I was mortified. Thankfully I had the presence of mind to quickly press pound and I got to go back and re-record it. Otherwise that humiliating moment would have been digitally preserved forever, cause who’s gonna erase a ridiculous message like that? I can picture it:

Girl #1: “I’m so bored. What should we do?”

Girl #2: “You wanna listen to that voicemail message again? It’s hilarious. I mean, go through puberty already! What a dork!”

Luckily I was saved by the power of pressing pound. Man, I love that feature. It’s a lifesaver. I wish I could do that with other things in life. Like, the next time I’m having a conversation with some girl and I realize “Oh, man. That sounded creepy,” I would simply press pound on my phone-of-life and give it another shot, re-recording it until I say the smoothest thing possible.

I would re-record a lot of stuff, believe you me. I would re-record all the times I fell on the ice or slipped on a wet floor or tripped on a crack in the sidewalk. I would re-record all the times I’ve tried to go in the “out” door or walked into something. I would re-record all the times I've called someone by the wrong name. I would re-record all the times I’ve asked someone when their due date was and what the sex of their child was only to realize they aren’t pregnant, just a little overweight. I would re-record the times I’ve made a “your mom” joke and then found out that the person’s mother was dead.

I would pretty much be the smoothest person ever.

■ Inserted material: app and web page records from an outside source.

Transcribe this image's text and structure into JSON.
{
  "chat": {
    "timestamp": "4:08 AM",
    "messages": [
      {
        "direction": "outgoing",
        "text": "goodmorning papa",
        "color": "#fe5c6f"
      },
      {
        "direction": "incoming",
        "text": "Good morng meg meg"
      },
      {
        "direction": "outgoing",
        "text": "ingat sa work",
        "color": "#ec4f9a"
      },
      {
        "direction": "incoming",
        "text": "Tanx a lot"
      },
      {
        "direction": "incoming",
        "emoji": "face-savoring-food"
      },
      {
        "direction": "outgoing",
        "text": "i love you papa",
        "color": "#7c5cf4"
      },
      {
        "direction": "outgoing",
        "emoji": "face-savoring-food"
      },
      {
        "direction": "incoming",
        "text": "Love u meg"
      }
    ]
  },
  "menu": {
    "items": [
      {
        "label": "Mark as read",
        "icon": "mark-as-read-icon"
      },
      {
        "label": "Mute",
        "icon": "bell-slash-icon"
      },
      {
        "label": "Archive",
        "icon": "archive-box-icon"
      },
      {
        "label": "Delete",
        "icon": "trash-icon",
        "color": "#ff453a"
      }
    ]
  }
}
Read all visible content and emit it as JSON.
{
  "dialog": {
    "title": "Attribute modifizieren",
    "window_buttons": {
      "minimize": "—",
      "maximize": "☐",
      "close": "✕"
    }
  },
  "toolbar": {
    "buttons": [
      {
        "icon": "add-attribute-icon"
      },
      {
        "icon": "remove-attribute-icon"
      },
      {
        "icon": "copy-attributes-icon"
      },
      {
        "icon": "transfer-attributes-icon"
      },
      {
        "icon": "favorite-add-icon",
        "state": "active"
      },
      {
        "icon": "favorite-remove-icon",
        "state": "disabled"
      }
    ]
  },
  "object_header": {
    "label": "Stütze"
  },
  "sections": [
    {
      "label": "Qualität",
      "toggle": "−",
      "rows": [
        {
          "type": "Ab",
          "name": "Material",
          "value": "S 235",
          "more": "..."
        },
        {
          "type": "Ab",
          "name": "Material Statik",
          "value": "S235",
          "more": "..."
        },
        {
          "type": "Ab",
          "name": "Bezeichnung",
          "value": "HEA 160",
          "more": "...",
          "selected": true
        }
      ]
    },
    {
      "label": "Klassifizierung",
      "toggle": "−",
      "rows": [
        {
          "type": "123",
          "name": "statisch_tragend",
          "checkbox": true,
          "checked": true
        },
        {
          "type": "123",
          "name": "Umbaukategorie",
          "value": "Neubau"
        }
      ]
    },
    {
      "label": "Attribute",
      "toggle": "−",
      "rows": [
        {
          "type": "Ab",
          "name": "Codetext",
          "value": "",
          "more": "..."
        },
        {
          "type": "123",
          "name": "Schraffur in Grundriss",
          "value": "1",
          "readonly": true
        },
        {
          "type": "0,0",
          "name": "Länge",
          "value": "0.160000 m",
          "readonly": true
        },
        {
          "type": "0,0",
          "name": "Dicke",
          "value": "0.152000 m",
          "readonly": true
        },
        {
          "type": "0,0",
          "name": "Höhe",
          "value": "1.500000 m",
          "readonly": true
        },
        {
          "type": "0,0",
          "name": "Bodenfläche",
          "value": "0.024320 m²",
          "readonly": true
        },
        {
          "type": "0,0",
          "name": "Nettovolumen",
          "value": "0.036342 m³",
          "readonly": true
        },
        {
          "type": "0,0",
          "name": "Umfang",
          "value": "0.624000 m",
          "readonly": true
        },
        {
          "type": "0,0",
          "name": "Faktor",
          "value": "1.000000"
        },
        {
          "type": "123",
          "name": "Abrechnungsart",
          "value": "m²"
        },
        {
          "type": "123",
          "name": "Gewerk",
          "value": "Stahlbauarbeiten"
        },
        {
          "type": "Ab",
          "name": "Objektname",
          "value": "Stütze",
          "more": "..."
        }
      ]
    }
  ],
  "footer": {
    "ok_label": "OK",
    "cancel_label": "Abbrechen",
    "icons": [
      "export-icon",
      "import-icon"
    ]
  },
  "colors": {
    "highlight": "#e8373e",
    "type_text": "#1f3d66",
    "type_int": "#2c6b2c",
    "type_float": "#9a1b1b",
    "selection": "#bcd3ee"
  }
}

But I guess where’s the fun in that? I know I’d be sad if everyone else suddenly got a phone-of-life and became suddenly smooth. I like laughing at other people just as much as they like laughing at me.

Just be aware that if you leave me a message and your voice cracks, I'm never deleting it.